This summer’s latest major fashion exhibition is by the undisputed king of catwalk photography, Chris Moore. Moore has been at the forefront of fashion for six decades, capturing the key moments at legendary fashion shows such as Balenciaga, Chanel, Dior, John Galliano, Comme des Garҫons, Christopher Kane, Alexander McQueen, Yves Saint Laurent and Vivienne Westwood.
We may be more familiar with the subject of a fashion photograph, but this weekend it is the turn of one of the most prolific figures from behind the camera to take the spotlight. Chris Moore, the reigning king of catwalk photography, is staging his first ever exhibition at the Bowes Museum in County Durham from Saturday.
Catwalking: Fashion through the Lens of Chris Moore will document 60 years’ worth of images from the international collections that take place in New York, London, Milan and Paris, featuring over 200 original photographs hand-chosen by Moore from shows such as Chanel, Christian Dior, Alexander McQueen and Louis Vuitton. Far from comprising straight-forward catwalk images, Moore’s archive stretches back to the couture salons, before the ready-to-wear fashion show as we know it (with photographers huddled in their pack at the end of the catwalk on the plinth known as “the riser”) even existed. This makes for a photographic trip down the most stylish of memory lanes.
“In the early days [in the Sixties] it was just couture, which took place in salons,” explains Moore, who says he fell into fashion photography in his early 20s when his first wife, a fashion journalist, brought him along with her to document the collections. “We photographers would go from fashion house to fashion house, we would be offered one model to photograph, who was wearing a dress of their choosing, and we would have to pay the model about £4 to do so!”
Fast forward six decades and the landscape has changed. At 84, Moore mostly finds himself nestled in prime position among a 20-strong pack of photographers, all vying for the best shot. Now he provides his shots to international agencies, but over the years he has provided imagery to the Guardian, the Observer, Drapers, the Financial Times and the International Herald Tribune, among others. The pack, however, is a supportive bunch. When Moore was hospitalised after a bad fall at the Saint Laurent show in February, his counterparts got together and made sure he was supplied with a selection of the best photos from the show so he didn’t drop a ball. “It’s not as competitive as it looks,” he smiles.
The exhibition comes eight months after Moore’s book, Catwalking, was published by Lawrence King and inspired the retrospective. Alexander Fury, editor of Another Magazine, provided the words for the book and co-curated the exhibition.

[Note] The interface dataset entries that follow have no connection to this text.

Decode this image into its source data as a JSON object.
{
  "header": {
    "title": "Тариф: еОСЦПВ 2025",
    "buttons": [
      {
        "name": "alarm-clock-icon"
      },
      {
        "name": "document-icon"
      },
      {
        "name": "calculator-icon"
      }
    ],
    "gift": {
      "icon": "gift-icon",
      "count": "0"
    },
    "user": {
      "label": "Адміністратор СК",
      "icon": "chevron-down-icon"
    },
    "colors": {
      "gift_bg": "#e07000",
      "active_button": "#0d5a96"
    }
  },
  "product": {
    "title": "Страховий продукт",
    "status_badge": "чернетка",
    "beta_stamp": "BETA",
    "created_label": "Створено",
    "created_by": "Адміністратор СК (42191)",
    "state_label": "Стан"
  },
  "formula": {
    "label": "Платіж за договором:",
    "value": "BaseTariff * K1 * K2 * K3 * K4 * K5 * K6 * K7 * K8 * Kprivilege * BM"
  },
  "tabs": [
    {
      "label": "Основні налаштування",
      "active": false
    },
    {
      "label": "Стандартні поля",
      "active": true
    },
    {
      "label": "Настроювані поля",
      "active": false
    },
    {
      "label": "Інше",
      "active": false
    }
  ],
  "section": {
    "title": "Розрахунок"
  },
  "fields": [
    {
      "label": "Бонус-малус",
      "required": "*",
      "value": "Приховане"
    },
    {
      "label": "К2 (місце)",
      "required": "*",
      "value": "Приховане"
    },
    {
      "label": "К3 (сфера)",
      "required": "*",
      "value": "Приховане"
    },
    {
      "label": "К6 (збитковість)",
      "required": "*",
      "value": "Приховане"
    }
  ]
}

“[Chris] started in 1968, the year after Yves Saint Laurent opened Rive Gauche and the modern idea of the fashion show as we know it was born,” says Fury, who together with Moore went through millions of slides and a digitised archive to curate the images included in the book and the exhibition. “What [he] brought to it was a a sense of reportage but also a certain level of refinement, like an editorial photographer capturing a model standing still, yet the big difference, of course, is that Chris couldn’t tell them what to do.”
The co-curators wanted the fashion in the images to “physically jump out of the images into three dimensions”, says Fury, and so 40 of the photographs will be shown side-by-side with the actual outfit they feature on loan from houses including Comme des Garçons, Vivienne Westwood, Prada, Jean Paul Gaultier and Versace. “I think a lot of the time with fashion exhibitions you see garments and they’re completely out of context of how they are originally presented, or they can be completely isolated. The unique thing about this is that it was very much about the original context with the physicality of the garments.”
The decision to show the exhibition outside the capital was a conscious one. Usually fashion exhibitions of this importance tend to be shown at the V&A in London, yet the fact it is in the north – near to wear Moore was born in Newcastle and north of where Fury grew up outside Manchester – is intended to make it more accessible and help inspire a new generation.
Moore says he is inspired by and “always learning” from the catwalks – and not just from the clothes. “Miu Miu had Depeche Mode, All I Ever Wanted as its soundtrack for autumn/winter 2014 and being the age I am, I didn’t know who they were, but it was the best song. I loved it! That was just great.”
Catwalking: Fashion through the lens of Chris Moore (7 July 2018 to 6 January 2019) at the Bowes Museum
guardian.co.uk © Guardian News & Media Limited 2010